Nothing in the records may be left out or reworded; return them exactly.
--- DATA UNDER STUDY Enclosed Below ---
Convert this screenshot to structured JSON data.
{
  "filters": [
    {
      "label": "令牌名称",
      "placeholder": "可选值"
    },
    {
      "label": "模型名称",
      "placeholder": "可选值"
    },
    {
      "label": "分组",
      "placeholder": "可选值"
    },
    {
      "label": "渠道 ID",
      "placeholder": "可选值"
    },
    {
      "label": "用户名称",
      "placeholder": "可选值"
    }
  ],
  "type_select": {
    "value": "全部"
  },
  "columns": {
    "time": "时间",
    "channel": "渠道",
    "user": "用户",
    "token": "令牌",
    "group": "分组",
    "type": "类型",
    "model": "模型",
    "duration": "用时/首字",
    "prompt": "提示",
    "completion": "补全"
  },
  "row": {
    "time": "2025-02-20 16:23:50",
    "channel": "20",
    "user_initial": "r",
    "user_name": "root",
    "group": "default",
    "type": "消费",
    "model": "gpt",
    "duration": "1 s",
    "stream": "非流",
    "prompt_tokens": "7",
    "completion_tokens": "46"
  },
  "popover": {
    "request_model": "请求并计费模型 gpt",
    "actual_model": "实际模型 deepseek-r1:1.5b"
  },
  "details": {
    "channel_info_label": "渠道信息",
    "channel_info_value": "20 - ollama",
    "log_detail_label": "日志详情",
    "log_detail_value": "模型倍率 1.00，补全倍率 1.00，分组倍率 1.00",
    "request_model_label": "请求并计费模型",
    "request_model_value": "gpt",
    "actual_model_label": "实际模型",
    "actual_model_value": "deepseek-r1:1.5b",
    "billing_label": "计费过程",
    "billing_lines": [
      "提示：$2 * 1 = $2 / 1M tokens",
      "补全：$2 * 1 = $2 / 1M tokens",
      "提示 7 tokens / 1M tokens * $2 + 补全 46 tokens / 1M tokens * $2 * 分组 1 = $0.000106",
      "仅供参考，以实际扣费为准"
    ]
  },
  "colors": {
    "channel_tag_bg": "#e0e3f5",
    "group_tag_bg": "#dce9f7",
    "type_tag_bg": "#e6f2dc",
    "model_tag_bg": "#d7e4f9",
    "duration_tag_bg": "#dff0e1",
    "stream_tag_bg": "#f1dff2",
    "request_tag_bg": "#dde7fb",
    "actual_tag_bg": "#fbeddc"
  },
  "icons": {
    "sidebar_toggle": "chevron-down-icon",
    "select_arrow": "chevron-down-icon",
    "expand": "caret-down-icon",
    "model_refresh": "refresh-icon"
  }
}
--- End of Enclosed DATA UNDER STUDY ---
RESULT OF THE EXERCISE:
Convert this screenshot to structured JSON data.
{
  "filters": [
    {
      "label": "令牌名称",
      "placeholder": "可选值"
    },
    {
      "label": "模型名称",
      "placeholder": "可选值"
    },
    {
      "label": "分组",
      "placeholder": "可选值"
    },
    {
      "label": "渠道 ID",
      "placeholder": "可选值"
    },
    {
      "label": "用户名称",
      "placeholder": "可选值"
    }
  ],
  "type_select": {
    "value": "全部"
  },
  "columns": {
    "time": "时间",
    "channel": "渠道",
    "user": "用户",
    "token": "令牌",
    "group": "分组",
    "type": "类型",
    "model": "模型",
    "duration": "用时/首字",
    "prompt": "提示",
    "completion": "补全"
  },
  "row": {
    "time": "2025-02-20 16:23:50",
    "channel": "20",
    "user_initial": "r",
    "user_name": "root",
    "group": "default",
    "type": "消费",
    "model": "gpt",
    "duration": "1 s",
    "stream": "非流",
    "prompt_tokens": "7",
    "completion_tokens": "46"
  },
  "popover": {
    "request_model": "请求并计费模型 gpt",
    "actual_model": "实际模型 deepseek-r1:1.5b"
  },
  "details": {
    "channel_info_label": "渠道信息",
    "channel_info_value": "20 - ollama",
    "log_detail_label": "日志详情",
    "log_detail_value": "模型倍率 1.00，补全倍率 1.00，分组倍率 1.00",
    "request_model_label": "请求并计费模型",
    "request_model_value": "gpt",
    "actual_model_label": "实际模型",
    "actual_model_value": "deepseek-r1:1.5b",
    "billing_label": "计费过程",
    "billing_lines": [
      "提示：$2 * 1 = $2 / 1M tokens",
      "补全：$2 * 1 = $2 / 1M tokens",
      "提示 7 tokens / 1M tokens * $2 + 补全 46 tokens / 1M tokens * $2 * 分组 1 = $0.000106",
      "仅供参考，以实际扣费为准"
    ]
  },
  "colors": {
    "channel_tag_bg": "#e0e3f5",
    "group_tag_bg": "#dce9f7",
    "type_tag_bg": "#e6f2dc",
    "model_tag_bg": "#d7e4f9",
    "duration_tag_bg": "#dff0e1",
    "stream_tag_bg": "#f1dff2",
    "request_tag_bg": "#dde7fb",
    "actual_tag_bg": "#fbeddc"
  },
  "icons": {
    "sidebar_toggle": "chevron-down-icon",
    "select_arrow": "chevron-down-icon",
    "expand": "caret-down-icon",
    "model_refresh": "refresh-icon"
  }
}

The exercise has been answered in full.